• [Records shown]
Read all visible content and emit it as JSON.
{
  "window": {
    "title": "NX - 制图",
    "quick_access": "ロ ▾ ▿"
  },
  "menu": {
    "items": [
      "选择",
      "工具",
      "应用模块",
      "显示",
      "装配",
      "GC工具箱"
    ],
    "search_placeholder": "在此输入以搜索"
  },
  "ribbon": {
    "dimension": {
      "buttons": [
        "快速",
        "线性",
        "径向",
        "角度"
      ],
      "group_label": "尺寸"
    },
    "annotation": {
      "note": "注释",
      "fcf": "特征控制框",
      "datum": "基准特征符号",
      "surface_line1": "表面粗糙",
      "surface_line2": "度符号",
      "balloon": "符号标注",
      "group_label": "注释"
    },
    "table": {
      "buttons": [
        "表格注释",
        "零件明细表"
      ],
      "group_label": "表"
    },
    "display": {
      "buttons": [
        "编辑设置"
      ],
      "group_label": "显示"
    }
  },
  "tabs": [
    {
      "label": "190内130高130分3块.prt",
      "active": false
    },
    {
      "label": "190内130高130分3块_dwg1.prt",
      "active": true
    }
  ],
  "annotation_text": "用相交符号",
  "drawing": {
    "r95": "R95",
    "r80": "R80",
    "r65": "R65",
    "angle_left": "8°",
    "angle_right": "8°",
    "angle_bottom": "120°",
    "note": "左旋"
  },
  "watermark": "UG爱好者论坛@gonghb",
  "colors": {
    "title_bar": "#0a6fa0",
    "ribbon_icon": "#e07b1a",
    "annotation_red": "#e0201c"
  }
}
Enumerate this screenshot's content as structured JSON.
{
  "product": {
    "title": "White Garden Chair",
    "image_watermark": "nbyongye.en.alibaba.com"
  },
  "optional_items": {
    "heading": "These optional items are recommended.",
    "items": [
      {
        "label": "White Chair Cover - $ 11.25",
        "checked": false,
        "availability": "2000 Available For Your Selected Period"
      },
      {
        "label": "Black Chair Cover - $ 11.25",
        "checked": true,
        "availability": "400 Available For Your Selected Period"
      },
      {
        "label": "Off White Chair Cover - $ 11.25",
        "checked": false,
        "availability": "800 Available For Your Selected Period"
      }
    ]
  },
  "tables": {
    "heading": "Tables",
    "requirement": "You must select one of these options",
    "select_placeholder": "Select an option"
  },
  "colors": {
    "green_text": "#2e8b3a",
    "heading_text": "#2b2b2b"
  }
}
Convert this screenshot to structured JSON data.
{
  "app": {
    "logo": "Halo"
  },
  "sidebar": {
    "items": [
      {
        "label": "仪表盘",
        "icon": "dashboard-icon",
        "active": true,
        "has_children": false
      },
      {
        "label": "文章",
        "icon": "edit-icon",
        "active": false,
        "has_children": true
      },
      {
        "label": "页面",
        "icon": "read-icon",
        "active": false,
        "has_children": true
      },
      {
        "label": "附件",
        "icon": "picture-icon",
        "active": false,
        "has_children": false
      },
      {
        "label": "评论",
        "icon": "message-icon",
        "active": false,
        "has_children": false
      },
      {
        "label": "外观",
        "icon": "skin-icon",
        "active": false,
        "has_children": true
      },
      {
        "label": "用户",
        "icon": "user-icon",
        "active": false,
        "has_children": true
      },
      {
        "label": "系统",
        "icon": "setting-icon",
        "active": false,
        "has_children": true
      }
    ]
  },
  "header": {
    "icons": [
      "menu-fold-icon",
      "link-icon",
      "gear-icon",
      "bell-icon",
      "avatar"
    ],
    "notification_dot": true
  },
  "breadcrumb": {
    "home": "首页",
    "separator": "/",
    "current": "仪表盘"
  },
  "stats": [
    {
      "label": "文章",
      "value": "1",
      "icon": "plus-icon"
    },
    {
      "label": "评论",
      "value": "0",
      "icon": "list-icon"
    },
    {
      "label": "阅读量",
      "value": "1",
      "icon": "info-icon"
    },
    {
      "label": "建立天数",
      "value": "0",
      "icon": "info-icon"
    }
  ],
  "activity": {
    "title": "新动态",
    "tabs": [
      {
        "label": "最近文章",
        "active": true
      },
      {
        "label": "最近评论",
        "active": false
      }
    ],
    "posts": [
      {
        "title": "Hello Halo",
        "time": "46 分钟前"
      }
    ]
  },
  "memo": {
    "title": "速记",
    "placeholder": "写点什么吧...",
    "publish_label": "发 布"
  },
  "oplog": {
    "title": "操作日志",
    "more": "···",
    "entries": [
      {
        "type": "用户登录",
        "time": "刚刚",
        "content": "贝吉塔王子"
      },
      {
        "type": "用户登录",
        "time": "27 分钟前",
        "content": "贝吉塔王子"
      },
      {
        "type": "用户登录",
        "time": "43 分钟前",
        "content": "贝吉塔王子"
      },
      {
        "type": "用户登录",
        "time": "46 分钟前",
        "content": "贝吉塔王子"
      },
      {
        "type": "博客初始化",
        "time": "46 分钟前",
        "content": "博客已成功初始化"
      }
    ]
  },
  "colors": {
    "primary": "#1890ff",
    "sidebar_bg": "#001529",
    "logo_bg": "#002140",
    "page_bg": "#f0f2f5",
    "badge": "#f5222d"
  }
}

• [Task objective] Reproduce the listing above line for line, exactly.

• [Output for this exercise]
Read all visible content and emit it as JSON.
{
  "window": {
    "title": "NX - 制图",
    "quick_access": "ロ ▾ ▿"
  },
  "menu": {
    "items": [
      "选择",
      "工具",
      "应用模块",
      "显示",
      "装配",
      "GC工具箱"
    ],
    "search_placeholder": "在此输入以搜索"
  },
  "ribbon": {
    "dimension": {
      "buttons": [
        "快速",
        "线性",
        "径向",
        "角度"
      ],
      "group_label": "尺寸"
    },
    "annotation": {
      "note": "注释",
      "fcf": "特征控制框",
      "datum": "基准特征符号",
      "surface_line1": "表面粗糙",
      "surface_line2": "度符号",
      "balloon": "符号标注",
      "group_label": "注释"
    },
    "table": {
      "buttons": [
        "表格注释",
        "零件明细表"
      ],
      "group_label": "表"
    },
    "display": {
      "buttons": [
        "编辑设置"
      ],
      "group_label": "显示"
    }
  },
  "tabs": [
    {
      "label": "190内130高130分3块.prt",
      "active": false
    },
    {
      "label": "190内130高130分3块_dwg1.prt",
      "active": true
    }
  ],
  "annotation_text": "用相交符号",
  "drawing": {
    "r95": "R95",
    "r80": "R80",
    "r65": "R65",
    "angle_left": "8°",
    "angle_right": "8°",
    "angle_bottom": "120°",
    "note": "左旋"
  },
  "watermark": "UG爱好者论坛@gonghb",
  "colors": {
    "title_bar": "#0a6fa0",
    "ribbon_icon": "#e07b1a",
    "annotation_red": "#e0201c"
  }
}
Enumerate this screenshot's content as structured JSON.
{
  "product": {
    "title": "White Garden Chair",
    "image_watermark": "nbyongye.en.alibaba.com"
  },
  "optional_items": {
    "heading": "These optional items are recommended.",
    "items": [
      {
        "label": "White Chair Cover - $ 11.25",
        "checked": false,
        "availability": "2000 Available For Your Selected Period"
      },
      {
        "label": "Black Chair Cover - $ 11.25",
        "checked": true,
        "availability": "400 Available For Your Selected Period"
      },
      {
        "label": "Off White Chair Cover - $ 11.25",
        "checked": false,
        "availability": "800 Available For Your Selected Period"
      }
    ]
  },
  "tables": {
    "heading": "Tables",
    "requirement": "You must select one of these options",
    "select_placeholder": "Select an option"
  },
  "colors": {
    "green_text": "#2e8b3a",
    "heading_text": "#2b2b2b"
  }
}
Convert this screenshot to structured JSON data.
{
  "app": {
    "logo": "Halo"
  },
  "sidebar": {
    "items": [
      {
        "label": "仪表盘",
        "icon": "dashboard-icon",
        "active": true,
        "has_children": false
      },
      {
        "label": "文章",
        "icon": "edit-icon",
        "active": false,
        "has_children": true
      },
      {
        "label": "页面",
        "icon": "read-icon",
        "active": false,
        "has_children": true
      },
      {
        "label": "附件",
        "icon": "picture-icon",
        "active": false,
        "has_children": false
      },
      {
        "label": "评论",
        "icon": "message-icon",
        "active": false,
        "has_children": false
      },
      {
        "label": "外观",
        "icon": "skin-icon",
        "active": false,
        "has_children": true
      },
      {
        "label": "用户",
        "icon": "user-icon",
        "active": false,
        "has_children": true
      },
      {
        "label": "系统",
        "icon": "setting-icon",
        "active": false,
        "has_children": true
      }
    ]
  },
  "header": {
    "icons": [
      "menu-fold-icon",
      "link-icon",
      "gear-icon",
      "bell-icon",
      "avatar"
    ],
    "notification_dot": true
  },
  "breadcrumb": {
    "home": "首页",
    "separator": "/",
    "current": "仪表盘"
  },
  "stats": [
    {
      "label": "文章",
      "value": "1",
      "icon": "plus-icon"
    },
    {
      "label": "评论",
      "value": "0",
      "icon": "list-icon"
    },
    {
      "label": "阅读量",
      "value": "1",
      "icon": "info-icon"
    },
    {
      "label": "建立天数",
      "value": "0",
      "icon": "info-icon"
    }
  ],
  "activity": {
    "title": "新动态",
    "tabs": [
      {
        "label": "最近文章",
        "active": true
      },
      {
        "label": "最近评论",
        "active": false
      }
    ],
    "posts": [
      {
        "title": "Hello Halo",
        "time": "46 分钟前"
      }
    ]
  },
  "memo": {
    "title": "速记",
    "placeholder": "写点什么吧...",
    "publish_label": "发 布"
  },
  "oplog": {
    "title": "操作日志",
    "more": "···",
    "entries": [
      {
        "type": "用户登录",
        "time": "刚刚",
        "content": "贝吉塔王子"
      },
      {
        "type": "用户登录",
        "time": "27 分钟前",
        "content": "贝吉塔王子"
      },
      {
        "type": "用户登录",
        "time": "43 分钟前",
        "content": "贝吉塔王子"
      },
      {
        "type": "用户登录",
        "time": "46 分钟前",
        "content": "贝吉塔王子"
      },
      {
        "type": "博客初始化",
        "time": "46 分钟前",
        "content": "博客已成功初始化"
      }
    ]
  },
  "colors": {
    "primary": "#1890ff",
    "sidebar_bg": "#001529",
    "logo_bg": "#002140",
    "page_bg": "#f0f2f5",
    "badge": "#f5222d"
  }
}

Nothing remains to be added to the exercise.